Citation: Hanson ED, Sakkal S, Bates-Fraser LC, Que S, Cho E, Spielmann G, Kadife E, Violet JA, Battaglini CL, Stoner L, Bartlett DB, McConell GK and Hayes A (2023) Acute exercise induces distinct quantitative and phenotypical T cell profiles in men with prostate cancer. Front. Sports Act. Living 5:1173377. doi: 10.3389/fspor.2023.1173377

Received: 24 February 2023; Accepted: 12 May 2023;
Published: 30 May 2023.

Edited by:

Tommy R. Lundberg, Karolinska Institutet (KI), Sweden

Reviewed by:

Helene Rundqvist, Karolinska Institutet (KI), Sweden
Frankie Fantom Brown, University of Bath, United Kingdom

© 2023 Hanson, Sakkal, Bates-Fraser, Que, Cho, Spielmann, Kadife, Violet, Battaglini, Stoner, Bartlett, McConell and Hayes. This is an open-access article distributed under the terms of the Creative Commons Attribution License (CC BY). The use, distribution or reproduction in other forums is permitted, provided the original author(s) and the copyright owner(s) are credited and that the original publication in this journal is cited, in accordance with accepted academic practice. No use, distribution or reproduction is permitted which does not comply with these terms.

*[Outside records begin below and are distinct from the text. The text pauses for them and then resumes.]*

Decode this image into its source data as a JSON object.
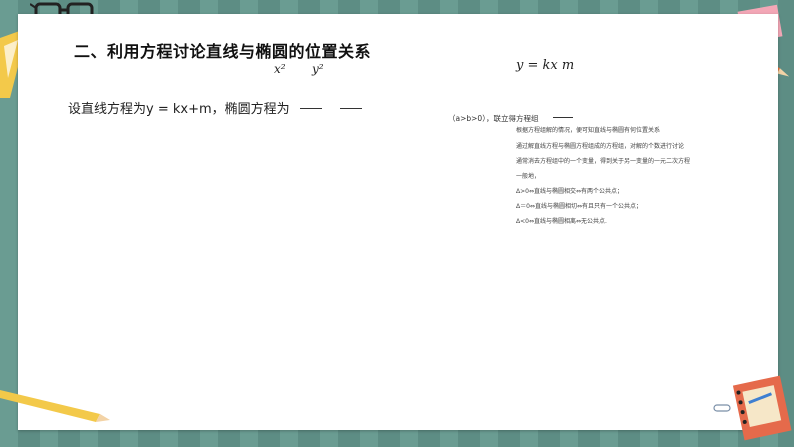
{
  "slide": {
    "title": "二、利用方程讨论直线与椭圆的位置关系",
    "intro": "设直线方程为y = kx+m，椭圆方程为",
    "line_equation": "kx  m",
    "condition": "（a>b>0），联立得方程组",
    "notes": [
      "根据方程组解的情况，便可知直线与椭圆有何位置关系",
      "通过解直线方程与椭圆方程组成的方程组，对解的个数进行讨论",
      "通常消去方程组中的一个变量，得到关于另一变量的一元二次方程",
      "一般地，",
      "Δ>0⇔直线与椭圆相交⇔有两个公共点；",
      "Δ＝0⇔直线与椭圆相切⇔有且只有一个公共点；",
      "Δ<0⇔直线与椭圆相离⇔无公共点."
    ]
  },
  "colors": {
    "background": "#5f8f86",
    "slide": "#ffffff"
  },
  "decorations": [
    "glasses-icon",
    "ruler-icon",
    "sticky-notes-icon",
    "pencil-icon",
    "notebook-icon",
    "paperclip-icon"
  ]
}
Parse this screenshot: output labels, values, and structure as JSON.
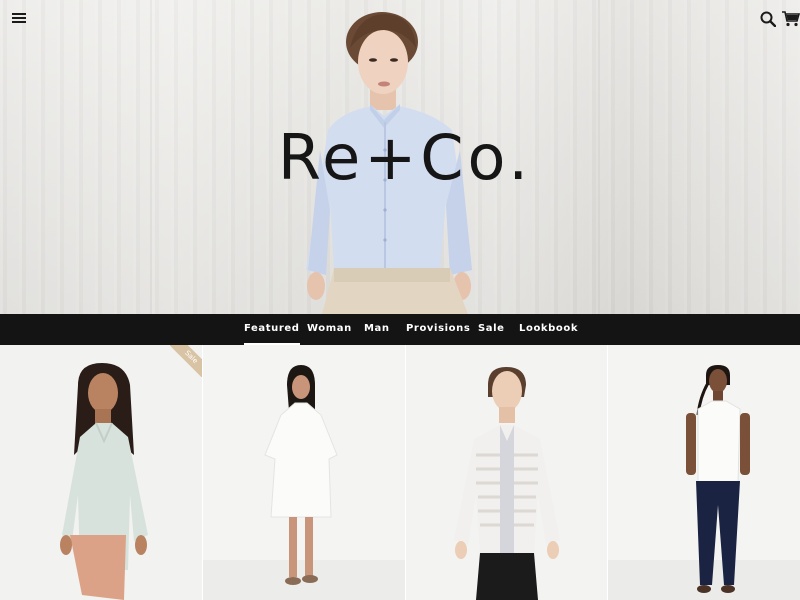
{
  "header": {
    "menu_icon": "hamburger-menu-icon",
    "search_icon": "search-icon",
    "cart_icon": "shopping-cart-icon"
  },
  "hero": {
    "brand_name": "Re+Co."
  },
  "nav": {
    "items": [
      {
        "label": "Featured",
        "active": true
      },
      {
        "label": "Woman",
        "active": false
      },
      {
        "label": "Man",
        "active": false
      },
      {
        "label": "Provisions",
        "active": false
      },
      {
        "label": "Sale",
        "active": false
      },
      {
        "label": "Lookbook",
        "active": false
      }
    ]
  },
  "products": [
    {
      "badge": "Sale"
    },
    {
      "badge": ""
    },
    {
      "badge": ""
    },
    {
      "badge": ""
    }
  ],
  "colors": {
    "nav_background": "#141414",
    "nav_text": "#ffffff",
    "sale_ribbon": "#d8c3a5",
    "brand_text": "#161616"
  }
}
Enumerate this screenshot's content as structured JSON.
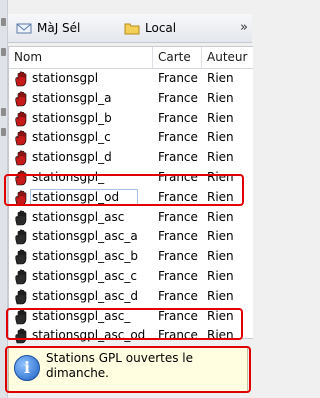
{
  "toolbar": {
    "maj_label": "MàJ Sél",
    "local_label": "Local",
    "more_icon": "double-chevron-right-icon"
  },
  "columns": {
    "name": "Nom",
    "carte": "Carte",
    "auteur": "Auteur"
  },
  "rows": [
    {
      "name": "stationsgpl",
      "carte": "France",
      "auteur": "Rien",
      "icon": "red-hand-icon"
    },
    {
      "name": "stationsgpl_a",
      "carte": "France",
      "auteur": "Rien",
      "icon": "red-hand-icon"
    },
    {
      "name": "stationsgpl_b",
      "carte": "France",
      "auteur": "Rien",
      "icon": "red-hand-icon"
    },
    {
      "name": "stationsgpl_c",
      "carte": "France",
      "auteur": "Rien",
      "icon": "red-hand-icon"
    },
    {
      "name": "stationsgpl_d",
      "carte": "France",
      "auteur": "Rien",
      "icon": "red-hand-icon"
    },
    {
      "name": "stationsgpl_",
      "carte": "France",
      "auteur": "Rien",
      "icon": "red-hand-icon"
    },
    {
      "name": "stationsgpl_od",
      "carte": "France",
      "auteur": "Rien",
      "icon": "red-hand-icon",
      "selected": true
    },
    {
      "name": "stationsgpl_asc",
      "carte": "France",
      "auteur": "Rien",
      "icon": "black-hand-icon"
    },
    {
      "name": "stationsgpl_asc_a",
      "carte": "France",
      "auteur": "Rien",
      "icon": "black-hand-icon"
    },
    {
      "name": "stationsgpl_asc_b",
      "carte": "France",
      "auteur": "Rien",
      "icon": "black-hand-icon"
    },
    {
      "name": "stationsgpl_asc_c",
      "carte": "France",
      "auteur": "Rien",
      "icon": "black-hand-icon"
    },
    {
      "name": "stationsgpl_asc_d",
      "carte": "France",
      "auteur": "Rien",
      "icon": "black-hand-icon"
    },
    {
      "name": "stationsgpl_asc_",
      "carte": "France",
      "auteur": "Rien",
      "icon": "black-hand-icon"
    },
    {
      "name": "stationsgpl_asc_od",
      "carte": "France",
      "auteur": "Rien",
      "icon": "black-hand-icon"
    }
  ],
  "info": {
    "text": "Stations GPL ouvertes le dimanche.",
    "icon": "info-icon"
  },
  "colors": {
    "highlight": "#e10000",
    "red_hand": "#c41a1a",
    "black_hand": "#2a2a2a",
    "info_bg": "#fffee0"
  }
}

*Correspondence: David B. Bartlett

In memorial, as co-author passed away October 5, 2020